After what seems like months of rain and cold weather, today was at last a sunny day with no wind. Everything needs doing at once, but having finished pruning the roses and hydrangeas, I decided to spend some time tidying up the beds and pots around the terrace behind the house. There is a herb bed at the side, I cut back some dead pieces of sage, took out a dead tarragon plant and cut back the lemon verbena – it always grows back strongly and makes a lovely airy plant giving height to the bed. Also it’s good for tea and flavouring desserts.
Next I removed dead annual plants and weeds from the terracotta pots.
There is a long bed running along the outside edge of the terrace, the terrace is elevated giving great views of the Dordogne valley. At the other side of the terrace from the herb bed is a short bed with one hydrangea and some lavender plants. This hydrangea has really suffered in the recent hot summers and I think there may be pipes below it, meaning there is not much room for roots. The lavenders are also past their best and I may renew this bed completely. However, it is lovely to see the bees, butterflies and elephant hawkmoths in the lavender when you’re sitting at the table.
Gaura lindheimeri ‘Whirling Butterflies’
The long bed below the terrace has 6 pink hydrangeas, and originally when I moved in 4 years ago, 2 salvias, one being Hot Lips, the other a red one, and some white and pink Gaura lindheimeri. The Gaura is a great plant which tolerates hot dry weather and winter wet.
Penstemon ‘Sour Grapes’
Anyone who thinks plants can’t travel should see this bed. The Gaura plants have travelled down to the side of the swimming pool, the red Salvia has died, and ‘Hot Lips’ is struggling, I think due to the droughts in the last 2 summers, despite watering. However, mysteriously, a red hot poker (Kniphofia) and a very healthy Penstemon, possibly ‘Sour Grapes’, have appeared. Clearly quite a lot of plants have been planted here and some of them have been dormant until the Gaura and Salvias gave them more space.

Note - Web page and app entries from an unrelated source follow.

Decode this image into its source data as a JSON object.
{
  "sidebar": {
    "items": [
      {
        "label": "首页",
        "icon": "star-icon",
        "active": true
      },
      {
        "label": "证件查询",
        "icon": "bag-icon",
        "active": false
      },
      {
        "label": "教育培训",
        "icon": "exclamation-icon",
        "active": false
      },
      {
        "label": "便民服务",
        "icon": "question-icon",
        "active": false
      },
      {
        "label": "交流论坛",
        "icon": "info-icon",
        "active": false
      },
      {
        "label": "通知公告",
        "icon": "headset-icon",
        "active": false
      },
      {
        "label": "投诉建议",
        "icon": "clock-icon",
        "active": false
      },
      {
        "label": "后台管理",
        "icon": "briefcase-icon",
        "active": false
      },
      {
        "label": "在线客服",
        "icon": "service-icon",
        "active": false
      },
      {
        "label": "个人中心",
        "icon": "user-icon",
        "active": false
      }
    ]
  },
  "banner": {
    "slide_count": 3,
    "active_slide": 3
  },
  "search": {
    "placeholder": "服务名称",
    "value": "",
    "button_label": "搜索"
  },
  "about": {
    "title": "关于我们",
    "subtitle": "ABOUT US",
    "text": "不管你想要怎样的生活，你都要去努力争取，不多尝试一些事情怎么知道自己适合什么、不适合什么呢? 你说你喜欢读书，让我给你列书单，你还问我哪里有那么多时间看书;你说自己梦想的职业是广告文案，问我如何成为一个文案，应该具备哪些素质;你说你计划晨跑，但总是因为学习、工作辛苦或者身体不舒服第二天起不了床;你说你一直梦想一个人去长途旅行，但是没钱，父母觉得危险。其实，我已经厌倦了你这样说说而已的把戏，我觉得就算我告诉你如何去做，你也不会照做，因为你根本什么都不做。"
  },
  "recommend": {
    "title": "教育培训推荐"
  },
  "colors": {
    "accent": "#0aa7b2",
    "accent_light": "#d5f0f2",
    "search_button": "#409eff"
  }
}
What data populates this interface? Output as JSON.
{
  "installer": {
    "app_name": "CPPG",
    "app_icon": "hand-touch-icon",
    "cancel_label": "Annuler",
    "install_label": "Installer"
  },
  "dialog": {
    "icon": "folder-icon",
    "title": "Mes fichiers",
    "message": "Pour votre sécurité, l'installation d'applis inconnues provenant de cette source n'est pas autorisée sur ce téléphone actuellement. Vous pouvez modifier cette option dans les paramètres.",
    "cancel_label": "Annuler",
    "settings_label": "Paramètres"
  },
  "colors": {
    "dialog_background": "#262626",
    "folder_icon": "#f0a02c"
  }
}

I cut back the Salvia and will fertilise it, hooping it will make new growth, and then cut back the dead herbaceous growth on the Gauras down to ground level.
I have had a similar surprise at the side of the house, where the big mixed country hedge to the adjacent vinefield was cut back last year, as was a low spreading conifer at the side of the front garden, to reveal a clump of Irises, which must have been hidden there for years. Unfortunately I didn’t see them flower, so don’t know what colour they are. The ground went from being much too hard and dry to move them, to much too wet and boggy, so I am going to have to split them up and move them to other locations jin the garden now, before it gets too hard again! The correct time to do this would have been after flowering in the summer. However I think somebody said that the right time to do something in the garden is when you have time to do it!